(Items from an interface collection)

────────────────────

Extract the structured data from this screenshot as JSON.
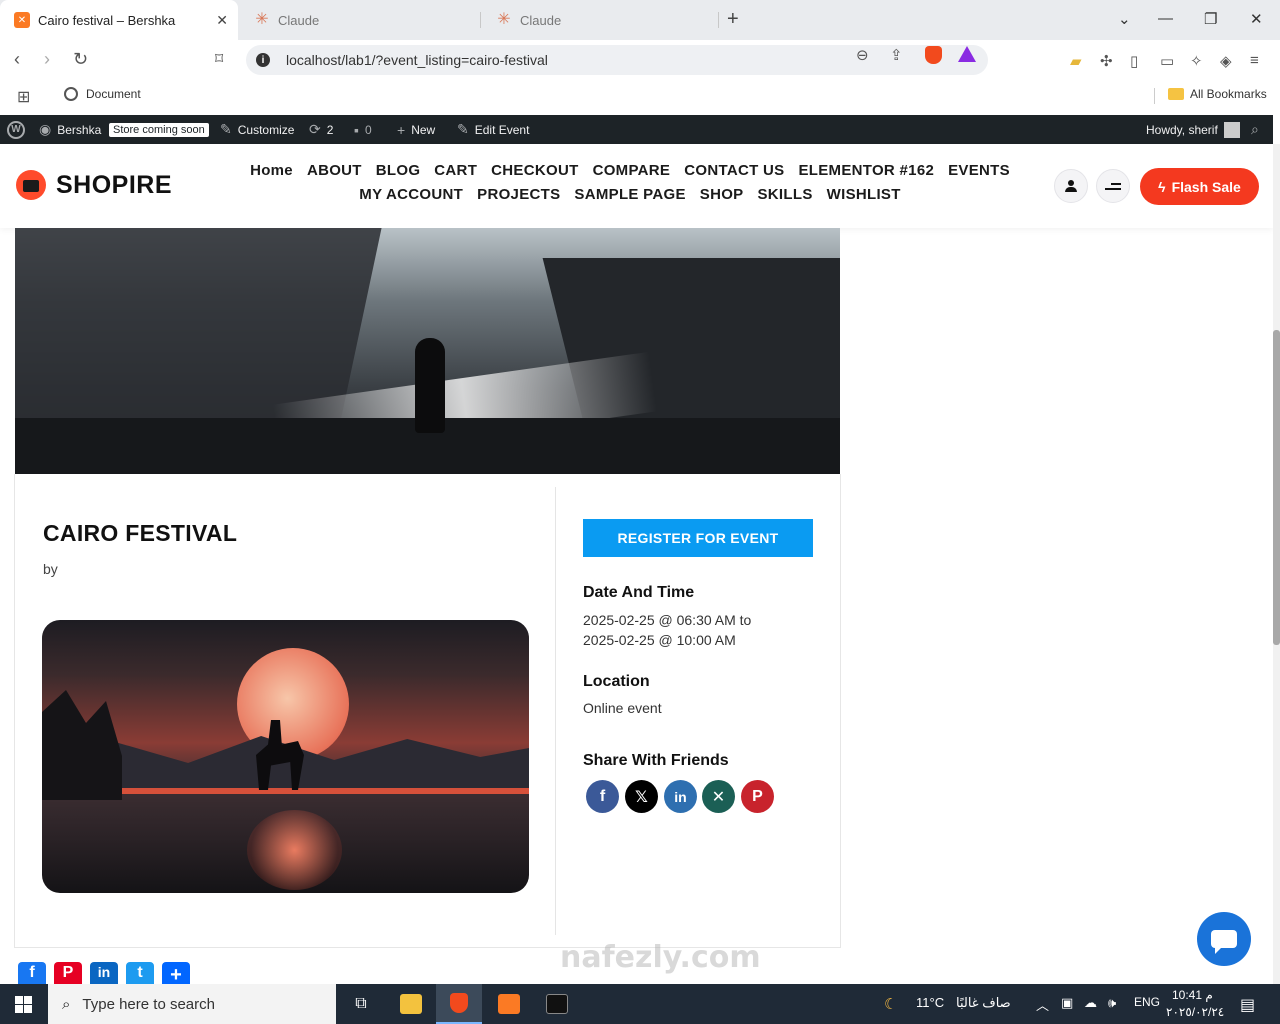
{
  "browser": {
    "tabs": [
      {
        "title": "Cairo festival – Bershka",
        "active": true
      },
      {
        "title": "Claude",
        "active": false
      },
      {
        "title": "Claude",
        "active": false
      }
    ],
    "url": "localhost/lab1/?event_listing=cairo-festival",
    "bookmarks": {
      "document": "Document",
      "all": "All Bookmarks"
    }
  },
  "admin_bar": {
    "site": "Bershka",
    "store_badge": "Store coming soon",
    "customize": "Customize",
    "updates": "2",
    "comments": "0",
    "new": "New",
    "edit": "Edit Event",
    "howdy": "Howdy, sherif"
  },
  "site": {
    "logo": "SHOPIRE",
    "menu": [
      "Home",
      "ABOUT",
      "BLOG",
      "CART",
      "CHECKOUT",
      "COMPARE",
      "CONTACT US",
      "ELEMENTOR #162",
      "EVENTS",
      "MY ACCOUNT",
      "PROJECTS",
      "SAMPLE PAGE",
      "SHOP",
      "SKILLS",
      "WISHLIST"
    ],
    "flash_sale": "Flash Sale",
    "accent": "#f4391f"
  },
  "event": {
    "title": "CAIRO FESTIVAL",
    "by": "by",
    "register": "REGISTER FOR EVENT",
    "date_heading": "Date And Time",
    "date_line1": "2025-02-25 @ 06:30 AM to",
    "date_line2": "2025-02-25 @ 10:00 AM",
    "location_heading": "Location",
    "location": "Online event",
    "share_heading": "Share With Friends",
    "share_icons": [
      "facebook-icon",
      "x-icon",
      "linkedin-icon",
      "xing-icon",
      "pinterest-icon"
    ],
    "register_color": "#0a9bf2"
  },
  "taskbar": {
    "search_placeholder": "Type here to search",
    "weather_temp": "11°C",
    "weather_text": "صاف غالبًا",
    "lang": "ENG",
    "time": "10:41 م",
    "date": "٢٠٢٥/٠٢/٢٤"
  },
  "watermark": "nafezly.com"
}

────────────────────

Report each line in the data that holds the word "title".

        "title": "Cairo festival – Bershka",
        "title": "Claude",
        "title": "Claude",
    "title": "CAIRO FESTIVAL",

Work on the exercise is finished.